As Jos Buttler’s team lost to Sri Lanka on Thursday for the fourth time in five games, England’s World Cup title defence had gone about as terribly as it could have. Even skipper Buttler acknowledged that it has been difficult to comprehend how awful his team has played. Following Sri Lanka’s eight-wicket thumping, Buttler declared, “I’ll walk back in the dressing room and look at the players sat there and think how have we found ourselves in this position with the talent and skill that’s in the room.”
Prior to the competition, England’s selection policy was comparatively stable. Select the best five players, then share the fifth bowler position between Moeen Ali and Liam Livingstone at six and seven. Adil Rashid and three quicks round out the starting XI. Although the team they chose supported that strategy, England wavered from their original plans, and the strategy hasn’t been solid from the outset of the competition. Each of the other lineups and batting orders has advantages, and one might legitimately argue that England would be better off using the six-best-batter or all-rounder balance.
However, the issue facing England is that there is a severe lack of consistency in selection since even those in charge don’t seem to be certain of the starting lineup. The majority of the participants appear uneasy and insecure as a result of the drastic cutting and altering, and the outcomes speak for themselves.
Confused at Toss

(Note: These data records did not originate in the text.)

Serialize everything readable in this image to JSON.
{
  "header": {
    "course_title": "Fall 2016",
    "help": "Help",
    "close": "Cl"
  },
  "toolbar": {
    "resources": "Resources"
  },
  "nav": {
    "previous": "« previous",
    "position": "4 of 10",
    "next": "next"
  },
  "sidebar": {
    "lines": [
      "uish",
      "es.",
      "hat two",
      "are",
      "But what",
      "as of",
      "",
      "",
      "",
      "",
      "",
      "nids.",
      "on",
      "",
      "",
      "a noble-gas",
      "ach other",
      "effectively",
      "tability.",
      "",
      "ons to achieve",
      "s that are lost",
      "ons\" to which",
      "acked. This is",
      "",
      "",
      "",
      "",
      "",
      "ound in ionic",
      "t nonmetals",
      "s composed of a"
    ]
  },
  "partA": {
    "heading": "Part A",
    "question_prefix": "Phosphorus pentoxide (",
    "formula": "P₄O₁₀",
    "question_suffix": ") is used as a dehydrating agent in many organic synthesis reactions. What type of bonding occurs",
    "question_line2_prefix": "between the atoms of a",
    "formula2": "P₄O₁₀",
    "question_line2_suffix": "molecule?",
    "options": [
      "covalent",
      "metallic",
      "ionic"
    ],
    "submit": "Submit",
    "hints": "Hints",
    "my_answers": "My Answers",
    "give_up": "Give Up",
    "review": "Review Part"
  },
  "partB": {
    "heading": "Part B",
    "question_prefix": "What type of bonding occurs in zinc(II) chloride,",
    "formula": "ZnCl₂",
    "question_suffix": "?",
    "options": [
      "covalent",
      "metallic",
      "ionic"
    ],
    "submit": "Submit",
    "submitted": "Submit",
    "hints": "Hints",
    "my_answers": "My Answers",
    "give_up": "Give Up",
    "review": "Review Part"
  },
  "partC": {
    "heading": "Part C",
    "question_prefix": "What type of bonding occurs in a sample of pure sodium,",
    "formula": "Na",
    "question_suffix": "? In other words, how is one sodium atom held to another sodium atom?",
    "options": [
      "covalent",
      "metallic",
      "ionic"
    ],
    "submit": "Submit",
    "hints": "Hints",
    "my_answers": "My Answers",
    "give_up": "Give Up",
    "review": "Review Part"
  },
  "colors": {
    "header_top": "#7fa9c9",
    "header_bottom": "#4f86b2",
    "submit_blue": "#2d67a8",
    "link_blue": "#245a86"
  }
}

England lost two games after winning the toss and choosing to bowl first. It was an unclear choice in each instance. Afghanistan demonstrated their ability to chase down a respectable score against Pakistan, but their best chance of upsetting a team such as England was always going to come from getting off to a fast start with their gifted openers, amassing a respectable first-inning total, and then applying maximum pressure with their spinners. That’s precisely what England gave them permission to do. The choice made by England to toss versus South Africa was even more unexpected.
Selecting an XI consisting of just five primary bowling options—two of whom have a track record of injuries (Reece Topley and Mark Wood) and one who was noticeably ill (Adil Rashid)—and asking those five to bowl first on the third-hottest October day Mumbai has experienced in a decade was a major risk. The heat caused England’s attack to wither.
Lack of Adaptability
Following South Africa’s defeat, head coach Matthew Mott stated that the choice to bowl first was made on local statistics. Ignoring the wisdom of such a use of statistics, his remarks are consistent with the impression that England is adhering unduly to preconceived notions. With four bowling options in their lineup, England has made it obvious that they are targeting early wickets with new-ball swing. They will then use a combination of heavy speed and spin to control the middle overs. That hasn’t succeeded, but neither has England changed.
Buttler has occasionally shown signs of frustration when his side is on the pitch. He is not a captain who possesses the soft ability of controlling his emotions throughout a game. Since he is a wicketkeeper, it is also not feasible for him to see his bowlers on a regular basis during crisis situations, which have arisen alarmingly frequently this season. Buttler therefore required help. However, Moeen, his vice captain, who has usually taken on the job of communicator on the field, was left out of the England squad for their second, third, and fourth games, which meant he was unable to exert any influence when things went wrong, especially against Afghanistan and South Africa.